So if you genuinely feel like you can seperate the movie and the novel just weeks before the Leaving Cert., go for it. I'm sure the movie is great. I just strongly feel you are denying yourself of a possible strength your essay could and should have: your imagination. Until the exams are over you can console yourself with the fantastic soundtrack that accompanies the movie. I've taken, for me, the stand out song from the album Florence + The Machine's emotive Over the Love and created some revision questions to accompany it. Scant consolation I know but trust me, it'll be worth it!

Music Video Revision Questions

Q.1 Florence + The Machine make many literary referecnes to the novel in the song's lyrics. Choose two that you think are particularly effective in capturing the emotions of the novel. (10 Marks)
Q.2 'Now there's green light in my eyes'. The song's story is told from the perspective of Daisy. Would Daisy have made a better narrator than Nick? (10 Marks)
Q.3 'Cause you're a hard soul to save, with an ocean in the way' What do you think Florence + The Machine (speaking from Daisy's perspective) mean by this? (10 Marks)
Q.4 The song is called 'Over the Love'. 'The Great Gatsby is just a typical love story' Do you agree or disagree with this question? (10 Marks)

Friday, 10 May 2013

Web 2.0 Tools in Education: A Quick Guide by Mohamed Amin Embi
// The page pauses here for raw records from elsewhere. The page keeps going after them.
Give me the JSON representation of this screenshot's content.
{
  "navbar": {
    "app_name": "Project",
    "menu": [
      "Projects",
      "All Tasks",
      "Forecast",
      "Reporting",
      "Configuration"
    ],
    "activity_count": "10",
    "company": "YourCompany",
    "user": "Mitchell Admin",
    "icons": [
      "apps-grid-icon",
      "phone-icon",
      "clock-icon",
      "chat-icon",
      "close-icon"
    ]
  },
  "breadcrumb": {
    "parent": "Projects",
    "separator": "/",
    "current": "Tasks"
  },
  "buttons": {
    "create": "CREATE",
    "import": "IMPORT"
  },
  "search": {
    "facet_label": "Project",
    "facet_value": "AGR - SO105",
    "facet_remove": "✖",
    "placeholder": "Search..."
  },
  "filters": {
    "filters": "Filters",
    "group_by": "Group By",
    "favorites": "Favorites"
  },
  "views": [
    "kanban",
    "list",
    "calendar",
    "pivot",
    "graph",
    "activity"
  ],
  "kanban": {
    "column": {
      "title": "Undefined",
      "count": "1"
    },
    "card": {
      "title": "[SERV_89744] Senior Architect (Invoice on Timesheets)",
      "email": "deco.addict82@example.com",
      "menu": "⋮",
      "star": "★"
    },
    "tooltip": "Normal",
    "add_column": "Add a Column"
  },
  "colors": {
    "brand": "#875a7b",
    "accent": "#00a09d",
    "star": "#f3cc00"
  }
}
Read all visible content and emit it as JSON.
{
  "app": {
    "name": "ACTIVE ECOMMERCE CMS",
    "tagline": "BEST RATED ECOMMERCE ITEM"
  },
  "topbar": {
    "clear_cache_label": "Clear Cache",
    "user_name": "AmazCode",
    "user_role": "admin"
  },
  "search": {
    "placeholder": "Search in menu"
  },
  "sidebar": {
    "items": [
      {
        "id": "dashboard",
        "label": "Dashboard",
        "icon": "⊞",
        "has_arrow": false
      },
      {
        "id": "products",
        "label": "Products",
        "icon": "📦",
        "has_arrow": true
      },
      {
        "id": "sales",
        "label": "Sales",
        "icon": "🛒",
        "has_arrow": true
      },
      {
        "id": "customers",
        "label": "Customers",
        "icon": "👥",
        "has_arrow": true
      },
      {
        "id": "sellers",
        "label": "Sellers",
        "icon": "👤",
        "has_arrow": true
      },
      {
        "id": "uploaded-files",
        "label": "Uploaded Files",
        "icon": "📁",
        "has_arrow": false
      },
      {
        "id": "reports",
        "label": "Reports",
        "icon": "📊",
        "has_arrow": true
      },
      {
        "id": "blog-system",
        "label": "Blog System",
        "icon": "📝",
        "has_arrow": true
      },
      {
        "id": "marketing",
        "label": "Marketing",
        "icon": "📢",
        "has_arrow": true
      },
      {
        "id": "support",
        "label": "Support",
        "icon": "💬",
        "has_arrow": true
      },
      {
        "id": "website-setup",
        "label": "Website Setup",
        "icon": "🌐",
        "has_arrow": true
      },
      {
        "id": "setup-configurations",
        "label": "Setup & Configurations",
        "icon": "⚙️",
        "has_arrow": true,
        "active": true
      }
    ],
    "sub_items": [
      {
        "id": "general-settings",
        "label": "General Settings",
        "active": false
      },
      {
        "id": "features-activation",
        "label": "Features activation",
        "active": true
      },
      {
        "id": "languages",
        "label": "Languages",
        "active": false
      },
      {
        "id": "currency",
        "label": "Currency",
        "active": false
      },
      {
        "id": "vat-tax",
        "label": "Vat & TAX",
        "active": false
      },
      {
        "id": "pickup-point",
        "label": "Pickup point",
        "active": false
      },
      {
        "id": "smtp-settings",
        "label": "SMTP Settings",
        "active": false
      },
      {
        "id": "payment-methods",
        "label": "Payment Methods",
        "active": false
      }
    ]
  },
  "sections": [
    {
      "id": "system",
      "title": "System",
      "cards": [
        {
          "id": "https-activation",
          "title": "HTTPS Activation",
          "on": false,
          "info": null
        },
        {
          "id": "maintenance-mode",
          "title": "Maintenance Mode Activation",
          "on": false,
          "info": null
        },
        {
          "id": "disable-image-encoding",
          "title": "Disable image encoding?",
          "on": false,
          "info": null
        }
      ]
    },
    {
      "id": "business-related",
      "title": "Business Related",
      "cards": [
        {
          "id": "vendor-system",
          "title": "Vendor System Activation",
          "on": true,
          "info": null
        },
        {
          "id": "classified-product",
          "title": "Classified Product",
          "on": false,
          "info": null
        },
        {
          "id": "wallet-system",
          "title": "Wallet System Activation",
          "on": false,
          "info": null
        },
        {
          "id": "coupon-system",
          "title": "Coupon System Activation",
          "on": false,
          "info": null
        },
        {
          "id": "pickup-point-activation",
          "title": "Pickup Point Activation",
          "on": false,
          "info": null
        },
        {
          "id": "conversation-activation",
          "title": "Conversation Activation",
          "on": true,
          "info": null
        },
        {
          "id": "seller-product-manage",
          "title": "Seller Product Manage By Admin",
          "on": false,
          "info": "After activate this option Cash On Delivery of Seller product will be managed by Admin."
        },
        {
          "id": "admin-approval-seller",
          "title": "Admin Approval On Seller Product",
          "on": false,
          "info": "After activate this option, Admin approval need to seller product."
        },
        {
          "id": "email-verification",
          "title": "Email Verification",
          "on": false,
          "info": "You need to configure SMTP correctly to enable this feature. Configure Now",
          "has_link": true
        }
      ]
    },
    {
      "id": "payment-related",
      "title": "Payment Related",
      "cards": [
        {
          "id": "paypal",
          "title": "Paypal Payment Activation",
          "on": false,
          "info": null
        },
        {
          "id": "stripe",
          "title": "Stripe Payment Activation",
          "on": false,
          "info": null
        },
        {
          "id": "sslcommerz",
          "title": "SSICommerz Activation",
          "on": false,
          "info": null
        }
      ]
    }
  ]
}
This is a publication I found on Scribd  that I thought clearly outlined many useful sites and ideas for Web 2.0 tools in the classroom. The piece clearly outlines how to use the web tools discussed and also highlights some of the educational benefits of using the tools. I hope people might find it as useful as I did.